*** Data for analysis Section Begins ***

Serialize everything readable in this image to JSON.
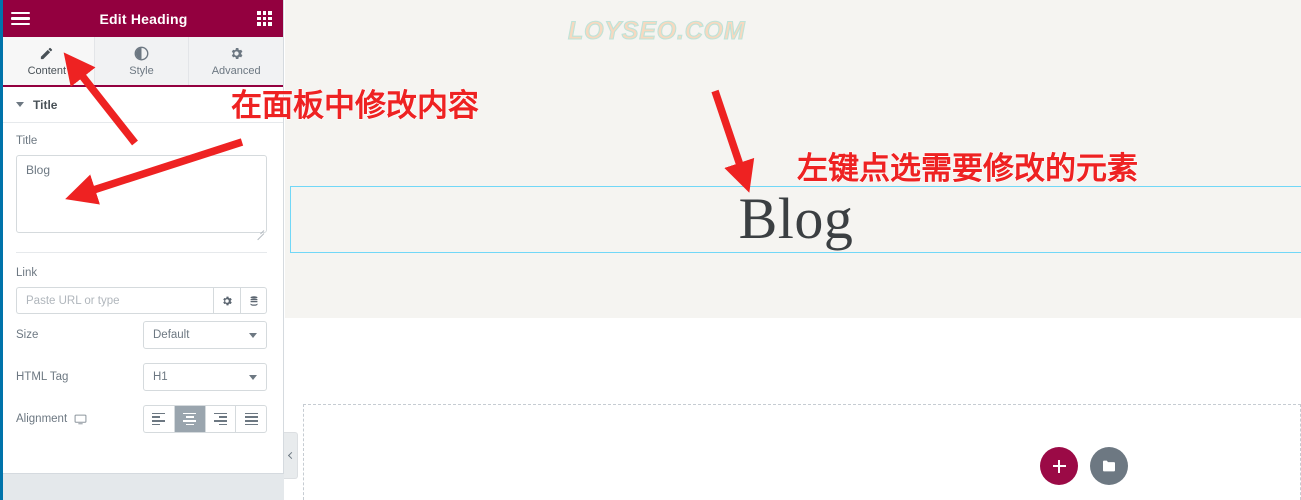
{
  "panel": {
    "header": {
      "title": "Edit Heading",
      "menu_icon": "hamburger-icon",
      "widgets_icon": "grid-icon"
    },
    "tabs": [
      {
        "label": "Content",
        "icon": "pencil-icon",
        "active": true
      },
      {
        "label": "Style",
        "icon": "contrast-icon",
        "active": false
      },
      {
        "label": "Advanced",
        "icon": "gear-icon",
        "active": false
      }
    ],
    "section": {
      "label": "Title",
      "expanded": true
    },
    "controls": {
      "title_label": "Title",
      "title_value": "Blog",
      "link_label": "Link",
      "link_value": "",
      "link_placeholder": "Paste URL or type",
      "link_options_icon": "gear-icon",
      "link_dynamic_icon": "dynamic-tags-icon",
      "size_label": "Size",
      "size_value": "Default",
      "html_tag_label": "HTML Tag",
      "html_tag_value": "H1",
      "alignment_label": "Alignment",
      "alignment_device_icon": "desktop-icon",
      "alignment_options": [
        "left",
        "center",
        "right",
        "justify"
      ],
      "alignment_selected": "center"
    },
    "collapse_handle_icon": "chevron-left-icon"
  },
  "canvas": {
    "watermark": "LOYSEO.COM",
    "heading": "Blog",
    "add_button_icon": "plus-icon",
    "folder_button_icon": "folder-icon"
  },
  "annotations": {
    "panel_note": "在面板中修改内容",
    "canvas_note": "左键点选需要修改的元素"
  },
  "colors": {
    "brand": "#93003f",
    "accent": "#9b0a46",
    "selection": "#71d7f7",
    "annotation": "#ee2222",
    "admin_bar": "#0073aa"
  }
}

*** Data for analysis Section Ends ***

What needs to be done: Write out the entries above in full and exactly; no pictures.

Written answer:
Serialize everything readable in this image to JSON.
{
  "panel": {
    "header": {
      "title": "Edit Heading",
      "menu_icon": "hamburger-icon",
      "widgets_icon": "grid-icon"
    },
    "tabs": [
      {
        "label": "Content",
        "icon": "pencil-icon",
        "active": true
      },
      {
        "label": "Style",
        "icon": "contrast-icon",
        "active": false
      },
      {
        "label": "Advanced",
        "icon": "gear-icon",
        "active": false
      }
    ],
    "section": {
      "label": "Title",
      "expanded": true
    },
    "controls": {
      "title_label": "Title",
      "title_value": "Blog",
      "link_label": "Link",
      "link_value": "",
      "link_placeholder": "Paste URL or type",
      "link_options_icon": "gear-icon",
      "link_dynamic_icon": "dynamic-tags-icon",
      "size_label": "Size",
      "size_value": "Default",
      "html_tag_label": "HTML Tag",
      "html_tag_value": "H1",
      "alignment_label": "Alignment",
      "alignment_device_icon": "desktop-icon",
      "alignment_options": [
        "left",
        "center",
        "right",
        "justify"
      ],
      "alignment_selected": "center"
    },
    "collapse_handle_icon": "chevron-left-icon"
  },
  "canvas": {
    "watermark": "LOYSEO.COM",
    "heading": "Blog",
    "add_button_icon": "plus-icon",
    "folder_button_icon": "folder-icon"
  },
  "annotations": {
    "panel_note": "在面板中修改内容",
    "canvas_note": "左键点选需要修改的元素"
  },
  "colors": {
    "brand": "#93003f",
    "accent": "#9b0a46",
    "selection": "#71d7f7",
    "annotation": "#ee2222",
    "admin_bar": "#0073aa"
  }
}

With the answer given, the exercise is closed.